THINK: Til Debt Do Us Part meets Dear John.
Political Campaign Strategist
The West Wing and K Street were both on a long time ago, since which time social media and the growing number of 24-hour cable networks have made all of us more savvy about how political campaigns work. What we now know about the process has made it possible for The Good Wife to create a character like Eli Gold — a devious political mastermind — and make him the breakout star of the show. But he only schemes on behalf of Peter Florrick for an eighth of a season, maximum. It's time for someone who performs this fascinating if distasteful function to appear at the center of a scripted drama — maybe in a TV series adaptation of The Ides Of March? (Shonda Rhimes's imminent Scandal, about a publicist specializing in crisis management, is a promising take on an adjacent occupation.)
THINK: Commander In Chief meets The Larry Sanders Show (Artie parts only).
For the average person, one's wedding is an occasion — maybe the only occasion — at which one will feel like the star of a show. So it follows that the planning of such an event is loaded with anticipation, excitement, anxiety, and stress. Wedding planners must satisfy the expectations of a wide range of stakeholders, not just the betrothed couple, but their parents (and step-parents, and siblings, and friends). Huge sums of money are at issue. Virtually every decision is likely to lead to a crisis. And the planner has a relationship with his or her clients for months. A scripted show about the process could follow a few couples per season as they prepare for their nuptials — and carefully stack the deck for a demographic mix: Straight and gay; religious and not; traditional and wacky. Will all the couples even make it to the altar? SUSPENSE!
THINK: Bridezillas meets Tell Me You Love Me.
Reality TV Producer

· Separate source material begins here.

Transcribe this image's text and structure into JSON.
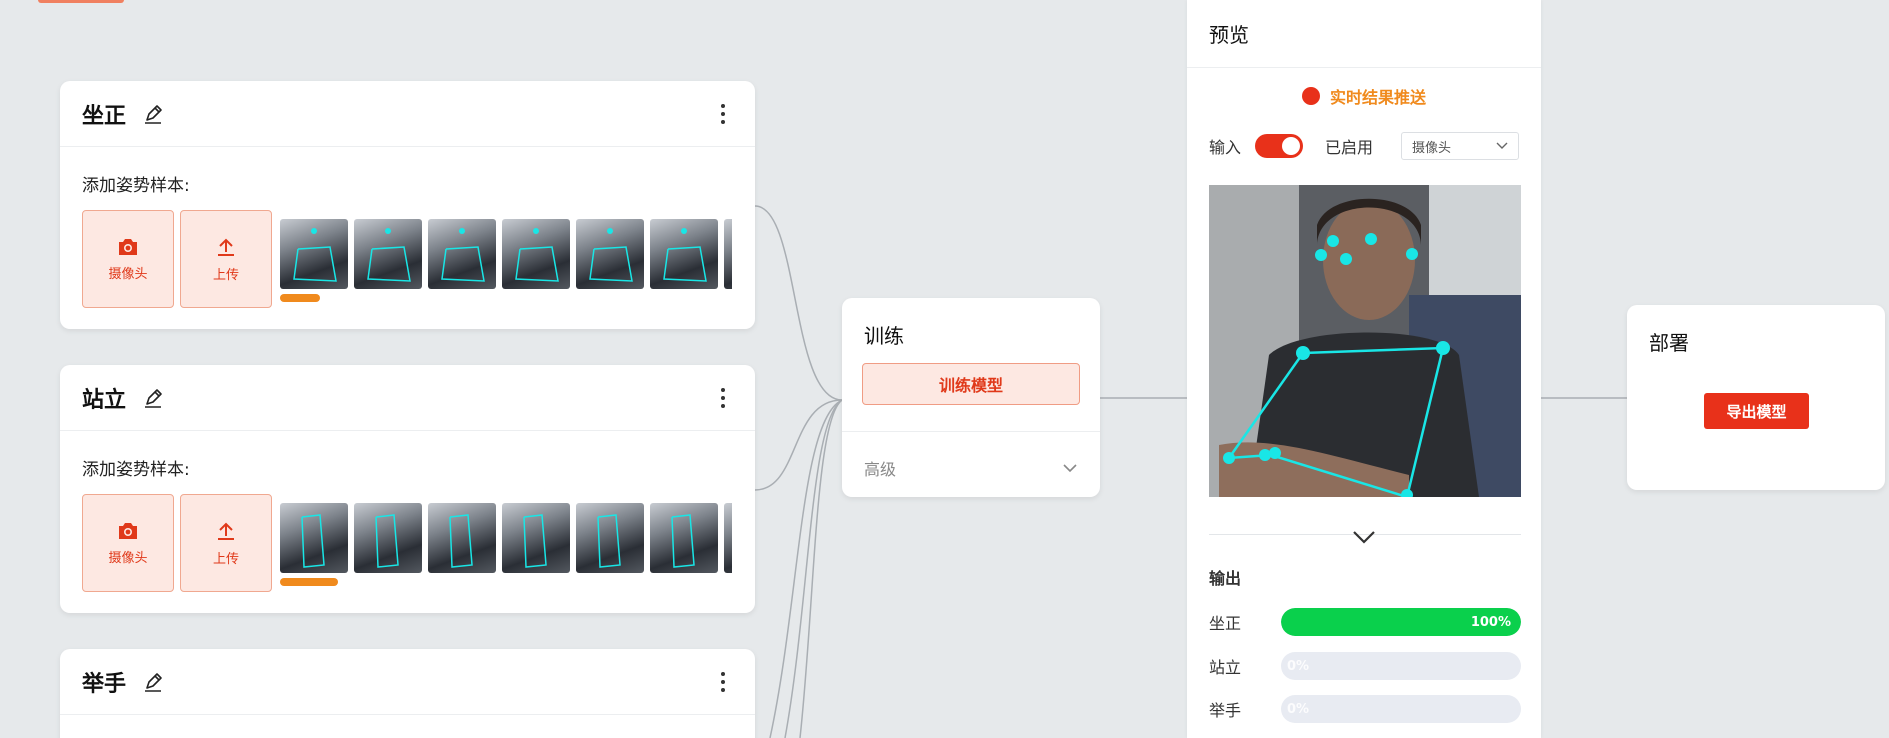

Though many sitcoms (The Office, Modern Family) employ a faux-reality format, none has taken us behind the scenes of a competitive reality show of the sort that relocates contestants to remote locations in order to put them through perilous physical challenges. And though such reality shows put the contestants' pain on camera, those shows' production staffs are also far from home, living in rough camps, trying to make a TV show out of mostly banal goings-on while also compromising their own personal ethics for the sake of a juicy storyline. If this sounds like I'm proposing a scripted look at how a show like Survivor is made, that's because I totally am.
THINK: The Challenge meets Studio 60 on the Sunset Strip.
If newspaper and magazine trend stories are to be believed, women's choice to delay parenthood is one of the greatest problems plaguing this country. And as some of us approach our later thirties (hi), we will probably come to know at least one couple who've pursued adoption (with or without a stop at fertility treatment along the way). Many series have portrayed adoption (Parenthood and Smash are the most recent), but always in the context of characters we already know engaging in the process, with the adoption counselors mere guest stars parachuting into their lives. In fact, storylines often require adoption counselors to investigate the characters' families with what seems to be excessive vigilance, and/or to deliver bad news about the characters' hopes for becoming parents. The result? Adoption counselors tend to be cast as the villains. Flipping the perspective on these stories would not only demystify a process that's become more and more common, but could redeem the reputations of people who work in the adoption field and are sick of being portrayed as morons (as on, just off the top of my head, Friends).
THINK: Inconceivable meets Judging Amy (Maxine parts only).